A year ago, the memory of a walk-off home run that Holifield hit to send New Hope past Neshoba Central in the North State title series.
"It was very frustrating," Holifield said. "But they were telling me you should be proud and happy that you're helping your team because every time you get up you have at least one person on base. But it felt I could have helped my team more. It made me think if I would have made an out one time I would have been able to help my team more."
New Hope coach Tabitha Beard helped the team in so many ways. She said Holifield hit better than .600 and had a slugging percentage of more than .900. She said Holifield hit 21 home runs in 2011 and thinks she hit 23 this season. She knew Holifield had the potential to do big things from the first game she played in against Grenada when she was a seventh-grader.
"She has a swagger," Beard said. "She has kind of an air about her and she demands attention. When you see her play her presence demands attention."
Beard admits Holifield's "swagger" sometimes is perceived as arrogance, but she said confidence, not cockiness, is the foundation of Holifield's game. She said the hard work Holifield has invested in her game allows her to carry herself with the air of an impact player.
"Her results speak louder than anything she can say," Beard said.
Sharpe, who works with Beard as an assistant coach for the slow- and fast-pitch programs, said the time she has spent with Lauren at the field has brought them closer together. She, too, started playing softball when she was 6 years old in Birmingham, Ala. Her high school didn't have softball, so she played soccer and volleyball and had to save time for softball in the summer. She went on to play softball for two years at Mississippi State University (1984-86) before the school dropped the sport. She completed her collegiate career at the Mississippi University for Women.

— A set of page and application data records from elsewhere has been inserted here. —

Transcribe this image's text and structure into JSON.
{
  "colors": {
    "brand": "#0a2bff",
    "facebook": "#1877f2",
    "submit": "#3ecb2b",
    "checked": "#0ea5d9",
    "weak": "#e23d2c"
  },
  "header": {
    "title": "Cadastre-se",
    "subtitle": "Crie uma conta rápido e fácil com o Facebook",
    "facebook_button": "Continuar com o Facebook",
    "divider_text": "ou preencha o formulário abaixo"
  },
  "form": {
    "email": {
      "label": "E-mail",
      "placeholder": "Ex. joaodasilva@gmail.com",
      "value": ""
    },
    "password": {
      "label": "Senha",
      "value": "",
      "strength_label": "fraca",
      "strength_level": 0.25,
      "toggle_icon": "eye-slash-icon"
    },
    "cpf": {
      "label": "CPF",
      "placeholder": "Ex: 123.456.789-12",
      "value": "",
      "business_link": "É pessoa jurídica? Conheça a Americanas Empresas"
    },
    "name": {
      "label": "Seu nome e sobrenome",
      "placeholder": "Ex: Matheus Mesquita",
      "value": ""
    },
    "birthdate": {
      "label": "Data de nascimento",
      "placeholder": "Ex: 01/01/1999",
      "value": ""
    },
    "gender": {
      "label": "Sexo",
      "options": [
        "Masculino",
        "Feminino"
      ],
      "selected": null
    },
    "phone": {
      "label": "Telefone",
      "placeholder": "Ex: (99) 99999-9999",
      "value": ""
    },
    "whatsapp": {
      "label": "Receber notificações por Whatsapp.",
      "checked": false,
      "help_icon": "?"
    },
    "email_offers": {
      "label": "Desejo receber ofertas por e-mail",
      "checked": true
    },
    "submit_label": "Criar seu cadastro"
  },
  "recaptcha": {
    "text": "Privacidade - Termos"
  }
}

Looking back, Sharpe said her travels as a coach paved the way for Tori and Lauren to follow in her footsteps.
"It is something me and my dad shared, and it is something we did to bring us close and spend time," Sharpe said. "(Lauren's) first little toy was a Tee-Ball with a ball on it that she couldn't knock off at first. ... They were in the dugout when I was still playing. (Lauren) started playing tournament ball when she was 8."
It might seem like forever, especially with Holifield nearing the next step of her softball journey. Even though it hasn't been that long, Sharpe said she has enough memories of Tori and Lauren to last her that long. She hopes, too, that both of her daughters will be able to share the sport with their children just as she has shared it with them.
"Words can't describe it, the closeness we have with something we shared growing up," Sharpe said. "We spent hours in the yard when she was little. I would make her pitch without a batter there and she would have to throw to strike seven batters out. She would have to throw three strikes before she threw four balls.
"In our backyard, I made up a pitching rubber and built a little fence for a backstop and got the mound laid down. It was just a time to share and a time we could do things together. Words couldn't take the memories away we have shared."
Adam Minichino is the Sports Editor for The Commercial Dispatch.